  2. B.B.L. Brown says:

    Question for CNS……..  Do you have a percentagewise comparison between TCI's civil service workers and the Cayman Islands civil service workers?


    CNS: No, but I will leave the question open in case one of our intrepid readers is inspired to research this.

    • Statistician says:

      The TCI used to have far too many civil servants.  Now it has too many civil servants.

      We have far far too many civil servants.  Our civil service is two "far"s larger than the TCI civil service.

      We therefore need to introduce a "far" reduction strategy and implement it twice.


    • Anonymous says:

      Percentage comparison of what? Salaries, number of civil servants to population etc?

    • Anonymous says:

      TCI has 2,500 civil servants. There are plans to cut 300 of them.

      Cayman has 3,682 civil servants as at 1 January, 2010 according to the Miller Shaw Report. 

      Neithe the TCI nor CI figures includes employees of statutory authorities and govt. companies.

      Cayman's population accordingto the 2010 census is 55,000 while TCI's is estimated at 33,000. 

      Compensation to civil servants represents 46% of govt. expenditure in Cayman as compared to 40% in Bermuda while in the TCI civil service compensation is estimated at between 60 and 65% of govt. revenue.  The object in TCI is to reduce civil service costs to 45% of revenue.

      TCI's GDP in 2008 was $700 million while in 2010 Cayman's was $2.3 billion. 2010 figures are not available for TCI but some estimates place it at about $400 million.

      Cayman's civil service costs as a percentage of GDP is 15%.    

      I think this information belies the views of "Statistician" who claimed that relatively speaking Cayman has "far far" too many civil servants while TCI only has too many civil servants.  They are both high but relatively speaking TCI's is much higher in comparison to GDP, population and total govt. expenditure.


  3. Anonymous says:

    Maybe we should watch this closely.

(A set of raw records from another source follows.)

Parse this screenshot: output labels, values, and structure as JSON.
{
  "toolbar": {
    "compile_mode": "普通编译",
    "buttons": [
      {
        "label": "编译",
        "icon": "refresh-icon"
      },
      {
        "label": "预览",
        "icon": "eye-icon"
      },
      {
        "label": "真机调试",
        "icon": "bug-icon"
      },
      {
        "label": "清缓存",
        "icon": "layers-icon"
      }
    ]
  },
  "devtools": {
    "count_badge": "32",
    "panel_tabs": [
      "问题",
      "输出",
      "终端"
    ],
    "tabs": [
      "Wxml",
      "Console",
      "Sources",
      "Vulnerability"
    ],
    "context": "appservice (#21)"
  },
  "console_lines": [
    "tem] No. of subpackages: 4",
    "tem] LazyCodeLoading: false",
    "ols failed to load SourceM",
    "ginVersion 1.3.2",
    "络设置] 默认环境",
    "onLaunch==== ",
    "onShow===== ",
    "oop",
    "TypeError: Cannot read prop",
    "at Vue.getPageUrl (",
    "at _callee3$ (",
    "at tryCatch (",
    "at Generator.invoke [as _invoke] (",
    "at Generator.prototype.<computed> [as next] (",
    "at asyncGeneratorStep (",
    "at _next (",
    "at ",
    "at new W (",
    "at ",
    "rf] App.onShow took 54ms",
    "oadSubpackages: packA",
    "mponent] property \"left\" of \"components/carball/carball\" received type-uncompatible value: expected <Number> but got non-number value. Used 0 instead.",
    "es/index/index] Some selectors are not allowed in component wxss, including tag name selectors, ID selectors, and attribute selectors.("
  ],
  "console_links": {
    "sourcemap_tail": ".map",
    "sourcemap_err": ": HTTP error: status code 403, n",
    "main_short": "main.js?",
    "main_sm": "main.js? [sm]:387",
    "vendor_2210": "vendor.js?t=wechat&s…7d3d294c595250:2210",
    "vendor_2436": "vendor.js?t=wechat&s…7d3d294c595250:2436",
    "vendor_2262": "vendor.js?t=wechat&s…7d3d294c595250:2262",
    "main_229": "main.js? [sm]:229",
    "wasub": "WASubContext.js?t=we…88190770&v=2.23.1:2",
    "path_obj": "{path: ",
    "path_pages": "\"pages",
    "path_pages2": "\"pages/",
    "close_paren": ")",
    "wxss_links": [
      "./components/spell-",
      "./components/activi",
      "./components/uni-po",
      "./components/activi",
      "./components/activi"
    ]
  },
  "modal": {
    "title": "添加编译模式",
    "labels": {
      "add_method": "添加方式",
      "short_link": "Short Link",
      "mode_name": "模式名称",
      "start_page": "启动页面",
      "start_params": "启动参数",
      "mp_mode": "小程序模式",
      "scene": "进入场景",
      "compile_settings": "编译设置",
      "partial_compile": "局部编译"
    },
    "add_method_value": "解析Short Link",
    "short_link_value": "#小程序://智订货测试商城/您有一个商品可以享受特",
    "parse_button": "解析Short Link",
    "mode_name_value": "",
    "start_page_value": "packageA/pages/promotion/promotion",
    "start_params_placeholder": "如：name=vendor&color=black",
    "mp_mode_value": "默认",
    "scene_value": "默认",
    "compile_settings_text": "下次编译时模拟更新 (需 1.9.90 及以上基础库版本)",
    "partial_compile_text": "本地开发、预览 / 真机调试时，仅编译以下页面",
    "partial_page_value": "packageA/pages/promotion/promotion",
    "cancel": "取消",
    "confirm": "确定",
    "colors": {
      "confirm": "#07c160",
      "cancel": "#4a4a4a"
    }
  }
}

Maybe we could learn something.


    Downsizing? How about we start with the number of elected politicians. Instead of increasing it this year, let's decrease it by, say, 5.


  4. M says:

    The innocent ones who are feeling it, have every right to protest this lil cat and mouse game of special interest that has done little for them. 

  5. Anonymous says:

    When will  we start to reduce stagnant staff here? It is a shame how this Country went to hell under Civil Servants who retired with huge checks and monthly pensions. Dont worry the Public knows the hard workers. Ever since the days of those good ole working Cayman Brac Civil Servants Cayman went down the drain.One that we will all miss is our good ole Mr Dennis. He did what he thought wasright and forgot about rules and regulations.

    • Married to a Caymanian says:

      You applaud someone who disregarded rules and regulations? I cannot respect that! I admire people who get things done by working hard and yes, being creative, but not flaunting the rules- this entiitlement to get and have at any cost instead of following rules IS the root of the problem in all of Cayman!

    • Anonymous says:

      "He did what he thought was right and forgot about rules and regulations." Are you sure you're not talking about the Premier?


    • Anonymous says:

      9:22  – Forgot about rules and regulations???  What kind of Civil Servant is that?